    • At a field hearing in New York City, the House Select Committee on the Chinese Communist Party asked witnesses on how best to craft restrictions to decrease U.S. investment in China. Among those who appeared was former SEC Chairman Jay Clayton, who suggested that Congress create a pilot program that would require companies with substantial risk exposure in China to disclose their risk scenario planning. “…I would at least consider a pilot program for very large companies disclosing the China-specific risks and what type of scenario planning they have done in the event of an abrupt decoupling.” Clayton suggested that companies with market capitalization risk of $50 billion or more, or annual revenues from China of $10 billion or more be subject to such a program.
    • The Commerce Department issued the final rule implementing the national security guardrails of the CHIPS and Science Act. One guideline prohibits companies from “expanding material semiconductor manufacturing capacity in foreign countries of concern,” such as China and Russia, for 10 years.
    • Due diligence companies and professional-services firms should weigh the risks of operating in China, the Biden Administration said in an advisory that highlighted the continuing rift between the two countries as the U.S. cracks down on goods from China’s Xinjiang region that it says are linked to forced labor. The State Department was joined by the Treasury Department, Commerce Department, Labor Department, Department of Homeland Security, and Office of the U.S. Trade Representative in publishing the advisory.

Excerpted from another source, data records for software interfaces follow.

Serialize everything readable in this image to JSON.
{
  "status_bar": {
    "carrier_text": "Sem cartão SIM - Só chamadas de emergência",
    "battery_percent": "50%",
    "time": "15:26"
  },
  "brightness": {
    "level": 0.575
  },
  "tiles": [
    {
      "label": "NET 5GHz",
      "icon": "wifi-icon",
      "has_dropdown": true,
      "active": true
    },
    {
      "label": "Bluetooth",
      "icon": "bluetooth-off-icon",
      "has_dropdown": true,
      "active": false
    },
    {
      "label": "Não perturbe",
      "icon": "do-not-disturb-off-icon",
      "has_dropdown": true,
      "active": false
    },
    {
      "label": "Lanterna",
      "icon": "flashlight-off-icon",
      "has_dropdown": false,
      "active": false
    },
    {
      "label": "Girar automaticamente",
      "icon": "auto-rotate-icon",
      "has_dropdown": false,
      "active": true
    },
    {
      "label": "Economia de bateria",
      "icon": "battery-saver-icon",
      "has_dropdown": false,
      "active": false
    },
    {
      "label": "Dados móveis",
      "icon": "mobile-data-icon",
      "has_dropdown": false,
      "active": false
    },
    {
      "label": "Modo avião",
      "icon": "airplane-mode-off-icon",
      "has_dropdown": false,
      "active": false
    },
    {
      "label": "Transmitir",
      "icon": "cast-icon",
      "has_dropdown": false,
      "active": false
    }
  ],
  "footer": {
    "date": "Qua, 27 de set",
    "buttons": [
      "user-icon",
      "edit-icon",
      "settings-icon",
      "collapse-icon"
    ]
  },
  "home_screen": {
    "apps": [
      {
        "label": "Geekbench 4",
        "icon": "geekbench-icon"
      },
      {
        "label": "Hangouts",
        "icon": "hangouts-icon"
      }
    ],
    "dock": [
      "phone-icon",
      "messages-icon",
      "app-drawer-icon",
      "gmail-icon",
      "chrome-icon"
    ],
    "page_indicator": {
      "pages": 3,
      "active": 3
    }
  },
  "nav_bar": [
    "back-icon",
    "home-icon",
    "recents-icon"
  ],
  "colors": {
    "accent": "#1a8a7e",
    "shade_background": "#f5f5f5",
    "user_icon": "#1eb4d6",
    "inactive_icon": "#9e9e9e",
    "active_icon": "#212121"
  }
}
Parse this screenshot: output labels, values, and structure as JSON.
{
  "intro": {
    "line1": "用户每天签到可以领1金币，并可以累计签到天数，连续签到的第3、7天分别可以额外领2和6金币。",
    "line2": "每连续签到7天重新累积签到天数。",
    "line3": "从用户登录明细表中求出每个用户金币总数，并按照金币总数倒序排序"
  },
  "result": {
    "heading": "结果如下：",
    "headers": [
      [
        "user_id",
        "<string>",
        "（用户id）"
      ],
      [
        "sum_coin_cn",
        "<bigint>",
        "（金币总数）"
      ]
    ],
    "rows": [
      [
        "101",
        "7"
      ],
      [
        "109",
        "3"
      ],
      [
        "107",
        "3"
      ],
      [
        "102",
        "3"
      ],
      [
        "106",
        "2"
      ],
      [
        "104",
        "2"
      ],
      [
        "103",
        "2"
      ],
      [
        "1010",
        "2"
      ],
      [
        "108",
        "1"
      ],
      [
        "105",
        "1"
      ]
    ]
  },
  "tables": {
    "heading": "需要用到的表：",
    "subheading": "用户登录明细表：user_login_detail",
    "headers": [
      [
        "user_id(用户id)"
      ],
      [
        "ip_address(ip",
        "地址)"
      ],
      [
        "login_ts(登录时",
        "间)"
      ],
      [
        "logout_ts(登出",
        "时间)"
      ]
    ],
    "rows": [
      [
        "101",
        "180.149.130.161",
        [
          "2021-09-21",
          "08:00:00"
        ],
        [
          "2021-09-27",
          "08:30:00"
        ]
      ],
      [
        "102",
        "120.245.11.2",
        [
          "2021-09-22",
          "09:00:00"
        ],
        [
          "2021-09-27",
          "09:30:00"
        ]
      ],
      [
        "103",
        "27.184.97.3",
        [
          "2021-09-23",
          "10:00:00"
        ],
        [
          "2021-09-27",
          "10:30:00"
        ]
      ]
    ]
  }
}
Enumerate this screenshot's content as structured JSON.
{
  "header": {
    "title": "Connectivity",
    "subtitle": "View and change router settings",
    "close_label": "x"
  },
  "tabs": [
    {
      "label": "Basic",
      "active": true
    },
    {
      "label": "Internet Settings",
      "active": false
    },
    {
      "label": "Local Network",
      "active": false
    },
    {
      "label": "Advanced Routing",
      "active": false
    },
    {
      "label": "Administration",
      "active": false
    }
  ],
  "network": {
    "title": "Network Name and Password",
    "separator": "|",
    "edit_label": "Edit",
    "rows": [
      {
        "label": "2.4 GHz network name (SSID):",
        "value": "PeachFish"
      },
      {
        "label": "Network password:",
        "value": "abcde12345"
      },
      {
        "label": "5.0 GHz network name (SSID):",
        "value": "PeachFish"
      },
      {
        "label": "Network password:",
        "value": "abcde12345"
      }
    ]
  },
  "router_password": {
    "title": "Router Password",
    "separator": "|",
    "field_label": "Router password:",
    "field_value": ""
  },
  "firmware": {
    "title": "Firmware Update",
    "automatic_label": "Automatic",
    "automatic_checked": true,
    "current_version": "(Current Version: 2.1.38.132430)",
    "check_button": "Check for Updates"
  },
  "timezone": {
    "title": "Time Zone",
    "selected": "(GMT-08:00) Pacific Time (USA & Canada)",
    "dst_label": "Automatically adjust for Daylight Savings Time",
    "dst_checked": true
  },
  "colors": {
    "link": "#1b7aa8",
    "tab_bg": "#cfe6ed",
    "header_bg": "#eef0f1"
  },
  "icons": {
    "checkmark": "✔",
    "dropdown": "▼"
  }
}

    • A visit by President Xi to the U.S. for the Asia-Pacific Economic Cooperation (APEC) in November and a meeting with President Biden is looking increasingly likely, based on the continued high-level communication between the two governments.
    • A group of Senators, including Agriculture Chairwoman Debbie Stabenow (D-Mich.) are calling for the inclusion of a provision in the upcoming Farm Bill to better track, and in some instances restrict, foreign ownership of farmland. Sens. Stabenow, Chuck Grassley (R-Iowa), Joni Ernst (R-Iowa), and Jon Tester (D-Mont.), support The Food Security is National Security Act, which would put the Secretaries of Agriculture and Health and Human Services on the Committee on Foreign Investment in the U.S. (CFIUS) and direct the Committee to include food systems in the consideration of national security. This issue has been raised frequently by Republicans and Democrats expressing concern about Chinese ownership of farmland, especially near U.S. military bases.
    • The U.S. is expected to indefinitely extend a waiver to South Korea chip manufacturers Samsung Electronics and SK Hynix, allowing them to bypass license requirements when importing U.S. chip equipment into China for use in their facilities. The Commerce Department has specified to the companies which equipment could be used in China and is expected to make a general announcement on this topic in the coming days.